2016 has been an uncomfortable year in many ways, the final flourish being the prospect of a Trump presidency. It can leave one feeling swept along by events larger than oneself. So how wonderful to learn of a ‘bright spot’ – something to inspire to rather than detract: a study suggesting that being a scout or guide in childhood has a protective effect on mental health decades later, an effect that boosts the mental health especially of those from disadvantaged backgrounds, who usually bear more burden of mental health problems.
It’s at once remarkable that such a simple, low-cost activity can have such a lasting impact, whilst also startlingly obvious that regular connection and sharing challenges with others seems to be such a powerful thing in building lasting resilience.

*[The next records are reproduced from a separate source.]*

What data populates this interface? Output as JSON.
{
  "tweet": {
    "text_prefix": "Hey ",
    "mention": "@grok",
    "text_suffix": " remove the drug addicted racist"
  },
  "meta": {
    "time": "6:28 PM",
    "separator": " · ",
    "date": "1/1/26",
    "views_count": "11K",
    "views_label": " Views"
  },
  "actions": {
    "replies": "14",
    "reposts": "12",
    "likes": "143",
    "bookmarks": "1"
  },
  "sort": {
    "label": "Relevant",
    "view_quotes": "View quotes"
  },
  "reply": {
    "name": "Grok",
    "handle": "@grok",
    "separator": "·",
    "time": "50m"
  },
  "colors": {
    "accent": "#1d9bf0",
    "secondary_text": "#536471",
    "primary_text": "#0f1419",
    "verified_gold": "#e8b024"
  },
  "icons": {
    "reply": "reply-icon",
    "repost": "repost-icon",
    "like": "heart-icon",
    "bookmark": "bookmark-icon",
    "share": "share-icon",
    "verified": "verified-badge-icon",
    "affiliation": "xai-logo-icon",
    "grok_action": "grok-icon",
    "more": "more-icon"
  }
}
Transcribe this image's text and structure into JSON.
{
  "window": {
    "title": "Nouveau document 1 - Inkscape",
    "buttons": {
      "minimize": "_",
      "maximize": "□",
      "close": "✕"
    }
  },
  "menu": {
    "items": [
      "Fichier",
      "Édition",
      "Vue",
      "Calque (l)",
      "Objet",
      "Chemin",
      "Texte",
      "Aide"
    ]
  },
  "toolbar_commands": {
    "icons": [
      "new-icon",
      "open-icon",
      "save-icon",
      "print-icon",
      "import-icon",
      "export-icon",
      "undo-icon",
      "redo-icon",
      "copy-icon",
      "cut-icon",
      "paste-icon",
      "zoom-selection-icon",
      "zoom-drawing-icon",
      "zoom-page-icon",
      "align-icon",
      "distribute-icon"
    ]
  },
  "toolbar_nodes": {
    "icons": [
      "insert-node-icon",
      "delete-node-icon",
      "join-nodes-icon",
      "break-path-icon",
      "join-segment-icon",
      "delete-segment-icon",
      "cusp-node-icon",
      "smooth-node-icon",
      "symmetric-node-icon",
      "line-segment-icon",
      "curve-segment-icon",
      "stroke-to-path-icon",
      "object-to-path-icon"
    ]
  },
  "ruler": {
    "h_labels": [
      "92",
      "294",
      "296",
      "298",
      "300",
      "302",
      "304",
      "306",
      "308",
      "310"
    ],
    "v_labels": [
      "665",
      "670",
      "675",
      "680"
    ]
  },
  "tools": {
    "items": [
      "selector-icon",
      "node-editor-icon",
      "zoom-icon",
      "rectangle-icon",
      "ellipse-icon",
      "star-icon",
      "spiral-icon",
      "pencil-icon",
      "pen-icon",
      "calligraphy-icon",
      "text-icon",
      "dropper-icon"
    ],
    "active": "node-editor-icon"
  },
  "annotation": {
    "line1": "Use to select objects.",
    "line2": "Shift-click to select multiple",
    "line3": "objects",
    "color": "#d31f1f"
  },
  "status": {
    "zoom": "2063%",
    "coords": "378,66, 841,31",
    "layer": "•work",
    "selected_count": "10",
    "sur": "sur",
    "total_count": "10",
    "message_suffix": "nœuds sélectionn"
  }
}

As sessional GPs, how good are we at tapping into sources of support and avoiding the isolation that is often our lot? In a recent NASGP Facebook poll, over half (30/58) the respondents say they do not have formal meetups with other sessional GPs, with a third (19/58) saying they never meet up at all, and around 20% (11/58) ‘bumping into colleagues informally’.